Task prompt: Retype every entry exactly, character for character.

----------

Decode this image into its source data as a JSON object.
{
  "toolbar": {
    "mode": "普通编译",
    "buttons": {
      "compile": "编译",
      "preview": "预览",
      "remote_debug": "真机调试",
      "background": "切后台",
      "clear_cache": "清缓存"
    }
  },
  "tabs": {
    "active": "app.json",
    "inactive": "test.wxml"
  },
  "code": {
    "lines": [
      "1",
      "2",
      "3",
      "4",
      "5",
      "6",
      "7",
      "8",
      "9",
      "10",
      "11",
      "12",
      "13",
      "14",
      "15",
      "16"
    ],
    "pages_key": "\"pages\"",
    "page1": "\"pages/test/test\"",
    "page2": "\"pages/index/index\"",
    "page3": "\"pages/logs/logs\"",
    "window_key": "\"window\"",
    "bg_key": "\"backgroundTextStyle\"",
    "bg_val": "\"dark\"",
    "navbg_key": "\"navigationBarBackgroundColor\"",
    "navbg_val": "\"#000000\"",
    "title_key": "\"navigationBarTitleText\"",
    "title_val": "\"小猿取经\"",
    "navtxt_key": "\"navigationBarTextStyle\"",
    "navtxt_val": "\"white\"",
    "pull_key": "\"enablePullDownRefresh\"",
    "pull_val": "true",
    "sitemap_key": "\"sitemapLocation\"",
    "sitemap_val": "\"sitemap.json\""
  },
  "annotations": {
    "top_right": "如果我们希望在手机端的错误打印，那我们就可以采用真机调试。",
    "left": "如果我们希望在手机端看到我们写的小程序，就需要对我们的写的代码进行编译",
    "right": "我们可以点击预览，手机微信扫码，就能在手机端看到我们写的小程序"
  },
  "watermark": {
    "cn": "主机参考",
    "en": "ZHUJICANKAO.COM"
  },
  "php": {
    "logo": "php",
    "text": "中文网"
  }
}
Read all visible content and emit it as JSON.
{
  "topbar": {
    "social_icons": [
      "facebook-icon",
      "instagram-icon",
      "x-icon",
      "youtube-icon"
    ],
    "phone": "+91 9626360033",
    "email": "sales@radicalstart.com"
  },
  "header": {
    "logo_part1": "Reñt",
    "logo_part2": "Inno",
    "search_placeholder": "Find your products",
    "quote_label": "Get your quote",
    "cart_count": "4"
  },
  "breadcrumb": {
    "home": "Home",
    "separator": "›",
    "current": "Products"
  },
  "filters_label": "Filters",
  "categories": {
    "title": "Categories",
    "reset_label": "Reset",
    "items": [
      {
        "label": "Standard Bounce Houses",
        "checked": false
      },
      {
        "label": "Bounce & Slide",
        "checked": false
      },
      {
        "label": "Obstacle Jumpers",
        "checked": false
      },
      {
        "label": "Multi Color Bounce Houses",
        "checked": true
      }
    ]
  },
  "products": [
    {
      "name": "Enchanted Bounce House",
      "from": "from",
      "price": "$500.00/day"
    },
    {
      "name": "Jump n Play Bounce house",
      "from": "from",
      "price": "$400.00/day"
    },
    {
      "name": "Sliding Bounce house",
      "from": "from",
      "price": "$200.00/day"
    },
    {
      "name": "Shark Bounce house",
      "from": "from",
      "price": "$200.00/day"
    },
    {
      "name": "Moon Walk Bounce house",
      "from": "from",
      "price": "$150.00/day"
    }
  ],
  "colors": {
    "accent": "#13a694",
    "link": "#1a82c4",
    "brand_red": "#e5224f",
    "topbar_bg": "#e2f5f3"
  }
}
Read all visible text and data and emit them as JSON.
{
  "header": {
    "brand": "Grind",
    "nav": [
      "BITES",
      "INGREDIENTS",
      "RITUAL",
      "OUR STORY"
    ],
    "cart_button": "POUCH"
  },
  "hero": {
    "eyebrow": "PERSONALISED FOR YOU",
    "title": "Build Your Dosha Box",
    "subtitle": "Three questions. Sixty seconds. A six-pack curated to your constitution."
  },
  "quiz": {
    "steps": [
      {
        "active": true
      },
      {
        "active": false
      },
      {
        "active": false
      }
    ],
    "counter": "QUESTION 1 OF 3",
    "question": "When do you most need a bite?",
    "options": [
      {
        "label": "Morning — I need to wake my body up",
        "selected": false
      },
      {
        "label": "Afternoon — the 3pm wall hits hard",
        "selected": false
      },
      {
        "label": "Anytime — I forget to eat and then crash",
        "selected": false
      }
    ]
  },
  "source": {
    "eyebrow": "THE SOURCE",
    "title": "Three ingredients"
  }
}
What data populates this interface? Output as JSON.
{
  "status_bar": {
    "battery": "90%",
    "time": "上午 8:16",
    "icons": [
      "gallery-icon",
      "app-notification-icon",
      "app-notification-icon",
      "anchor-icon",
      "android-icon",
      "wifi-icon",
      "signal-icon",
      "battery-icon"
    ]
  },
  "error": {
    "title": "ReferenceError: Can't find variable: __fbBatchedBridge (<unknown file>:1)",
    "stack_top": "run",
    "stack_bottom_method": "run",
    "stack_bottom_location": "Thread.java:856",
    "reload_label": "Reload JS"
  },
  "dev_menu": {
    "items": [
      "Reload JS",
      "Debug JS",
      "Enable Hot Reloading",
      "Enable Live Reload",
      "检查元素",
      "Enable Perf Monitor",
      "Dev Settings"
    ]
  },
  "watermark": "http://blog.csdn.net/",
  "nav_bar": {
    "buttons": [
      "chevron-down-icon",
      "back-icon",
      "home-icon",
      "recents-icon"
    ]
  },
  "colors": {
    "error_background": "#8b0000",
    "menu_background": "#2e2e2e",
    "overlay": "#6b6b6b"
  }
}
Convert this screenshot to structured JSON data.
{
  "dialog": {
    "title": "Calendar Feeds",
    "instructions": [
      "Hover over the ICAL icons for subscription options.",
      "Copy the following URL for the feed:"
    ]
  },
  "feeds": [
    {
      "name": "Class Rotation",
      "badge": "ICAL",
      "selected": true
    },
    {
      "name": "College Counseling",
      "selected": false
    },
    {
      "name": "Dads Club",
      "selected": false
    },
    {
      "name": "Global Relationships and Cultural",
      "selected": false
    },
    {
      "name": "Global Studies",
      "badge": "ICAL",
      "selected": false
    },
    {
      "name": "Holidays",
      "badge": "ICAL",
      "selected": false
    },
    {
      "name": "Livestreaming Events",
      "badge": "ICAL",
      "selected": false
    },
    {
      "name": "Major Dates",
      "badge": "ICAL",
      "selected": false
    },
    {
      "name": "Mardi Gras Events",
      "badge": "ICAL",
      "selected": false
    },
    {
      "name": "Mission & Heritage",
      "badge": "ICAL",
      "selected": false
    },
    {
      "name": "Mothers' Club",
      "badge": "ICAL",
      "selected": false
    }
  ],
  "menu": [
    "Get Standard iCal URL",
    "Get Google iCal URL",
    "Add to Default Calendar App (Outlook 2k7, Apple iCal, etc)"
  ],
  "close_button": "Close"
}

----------

Response area:
Decode this image into its source data as a JSON object.
{
  "toolbar": {
    "mode": "普通编译",
    "buttons": {
      "compile": "编译",
      "preview": "预览",
      "remote_debug": "真机调试",
      "background": "切后台",
      "clear_cache": "清缓存"
    }
  },
  "tabs": {
    "active": "app.json",
    "inactive": "test.wxml"
  },
  "code": {
    "lines": [
      "1",
      "2",
      "3",
      "4",
      "5",
      "6",
      "7",
      "8",
      "9",
      "10",
      "11",
      "12",
      "13",
      "14",
      "15",
      "16"
    ],
    "pages_key": "\"pages\"",
    "page1": "\"pages/test/test\"",
    "page2": "\"pages/index/index\"",
    "page3": "\"pages/logs/logs\"",
    "window_key": "\"window\"",
    "bg_key": "\"backgroundTextStyle\"",
    "bg_val": "\"dark\"",
    "navbg_key": "\"navigationBarBackgroundColor\"",
    "navbg_val": "\"#000000\"",
    "title_key": "\"navigationBarTitleText\"",
    "title_val": "\"小猿取经\"",
    "navtxt_key": "\"navigationBarTextStyle\"",
    "navtxt_val": "\"white\"",
    "pull_key": "\"enablePullDownRefresh\"",
    "pull_val": "true",
    "sitemap_key": "\"sitemapLocation\"",
    "sitemap_val": "\"sitemap.json\""
  },
  "annotations": {
    "top_right": "如果我们希望在手机端的错误打印，那我们就可以采用真机调试。",
    "left": "如果我们希望在手机端看到我们写的小程序，就需要对我们的写的代码进行编译",
    "right": "我们可以点击预览，手机微信扫码，就能在手机端看到我们写的小程序"
  },
  "watermark": {
    "cn": "主机参考",
    "en": "ZHUJICANKAO.COM"
  },
  "php": {
    "logo": "php",
    "text": "中文网"
  }
}
Read all visible content and emit it as JSON.
{
  "topbar": {
    "social_icons": [
      "facebook-icon",
      "instagram-icon",
      "x-icon",
      "youtube-icon"
    ],
    "phone": "+91 9626360033",
    "email": "sales@radicalstart.com"
  },
  "header": {
    "logo_part1": "Reñt",
    "logo_part2": "Inno",
    "search_placeholder": "Find your products",
    "quote_label": "Get your quote",
    "cart_count": "4"
  },
  "breadcrumb": {
    "home": "Home",
    "separator": "›",
    "current": "Products"
  },
  "filters_label": "Filters",
  "categories": {
    "title": "Categories",
    "reset_label": "Reset",
    "items": [
      {
        "label": "Standard Bounce Houses",
        "checked": false
      },
      {
        "label": "Bounce & Slide",
        "checked": false
      },
      {
        "label": "Obstacle Jumpers",
        "checked": false
      },
      {
        "label": "Multi Color Bounce Houses",
        "checked": true
      }
    ]
  },
  "products": [
    {
      "name": "Enchanted Bounce House",
      "from": "from",
      "price": "$500.00/day"
    },
    {
      "name": "Jump n Play Bounce house",
      "from": "from",
      "price": "$400.00/day"
    },
    {
      "name": "Sliding Bounce house",
      "from": "from",
      "price": "$200.00/day"
    },
    {
      "name": "Shark Bounce house",
      "from": "from",
      "price": "$200.00/day"
    },
    {
      "name": "Moon Walk Bounce house",
      "from": "from",
      "price": "$150.00/day"
    }
  ],
  "colors": {
    "accent": "#13a694",
    "link": "#1a82c4",
    "brand_red": "#e5224f",
    "topbar_bg": "#e2f5f3"
  }
}
Read all visible text and data and emit them as JSON.
{
  "header": {
    "brand": "Grind",
    "nav": [
      "BITES",
      "INGREDIENTS",
      "RITUAL",
      "OUR STORY"
    ],
    "cart_button": "POUCH"
  },
  "hero": {
    "eyebrow": "PERSONALISED FOR YOU",
    "title": "Build Your Dosha Box",
    "subtitle": "Three questions. Sixty seconds. A six-pack curated to your constitution."
  },
  "quiz": {
    "steps": [
      {
        "active": true
      },
      {
        "active": false
      },
      {
        "active": false
      }
    ],
    "counter": "QUESTION 1 OF 3",
    "question": "When do you most need a bite?",
    "options": [
      {
        "label": "Morning — I need to wake my body up",
        "selected": false
      },
      {
        "label": "Afternoon — the 3pm wall hits hard",
        "selected": false
      },
      {
        "label": "Anytime — I forget to eat and then crash",
        "selected": false
      }
    ]
  },
  "source": {
    "eyebrow": "THE SOURCE",
    "title": "Three ingredients"
  }
}
What data populates this interface? Output as JSON.
{
  "status_bar": {
    "battery": "90%",
    "time": "上午 8:16",
    "icons": [
      "gallery-icon",
      "app-notification-icon",
      "app-notification-icon",
      "anchor-icon",
      "android-icon",
      "wifi-icon",
      "signal-icon",
      "battery-icon"
    ]
  },
  "error": {
    "title": "ReferenceError: Can't find variable: __fbBatchedBridge (<unknown file>:1)",
    "stack_top": "run",
    "stack_bottom_method": "run",
    "stack_bottom_location": "Thread.java:856",
    "reload_label": "Reload JS"
  },
  "dev_menu": {
    "items": [
      "Reload JS",
      "Debug JS",
      "Enable Hot Reloading",
      "Enable Live Reload",
      "检查元素",
      "Enable Perf Monitor",
      "Dev Settings"
    ]
  },
  "watermark": "http://blog.csdn.net/",
  "nav_bar": {
    "buttons": [
      "chevron-down-icon",
      "back-icon",
      "home-icon",
      "recents-icon"
    ]
  },
  "colors": {
    "error_background": "#8b0000",
    "menu_background": "#2e2e2e",
    "overlay": "#6b6b6b"
  }
}
Convert this screenshot to structured JSON data.
{
  "dialog": {
    "title": "Calendar Feeds",
    "instructions": [
      "Hover over the ICAL icons for subscription options.",
      "Copy the following URL for the feed:"
    ]
  },
  "feeds": [
    {
      "name": "Class Rotation",
      "badge": "ICAL",
      "selected": true
    },
    {
      "name": "College Counseling",
      "selected": false
    },
    {
      "name": "Dads Club",
      "selected": false
    },
    {
      "name": "Global Relationships and Cultural",
      "selected": false
    },
    {
      "name": "Global Studies",
      "badge": "ICAL",
      "selected": false
    },
    {
      "name": "Holidays",
      "badge": "ICAL",
      "selected": false
    },
    {
      "name": "Livestreaming Events",
      "badge": "ICAL",
      "selected": false
    },
    {
      "name": "Major Dates",
      "badge": "ICAL",
      "selected": false
    },
    {
      "name": "Mardi Gras Events",
      "badge": "ICAL",
      "selected": false
    },
    {
      "name": "Mission & Heritage",
      "badge": "ICAL",
      "selected": false
    },
    {
      "name": "Mothers' Club",
      "badge": "ICAL",
      "selected": false
    }
  ],
  "menu": [
    "Get Standard iCal URL",
    "Get Google iCal URL",
    "Add to Default Calendar App (Outlook 2k7, Apple iCal, etc)"
  ],
  "close_button": "Close"
}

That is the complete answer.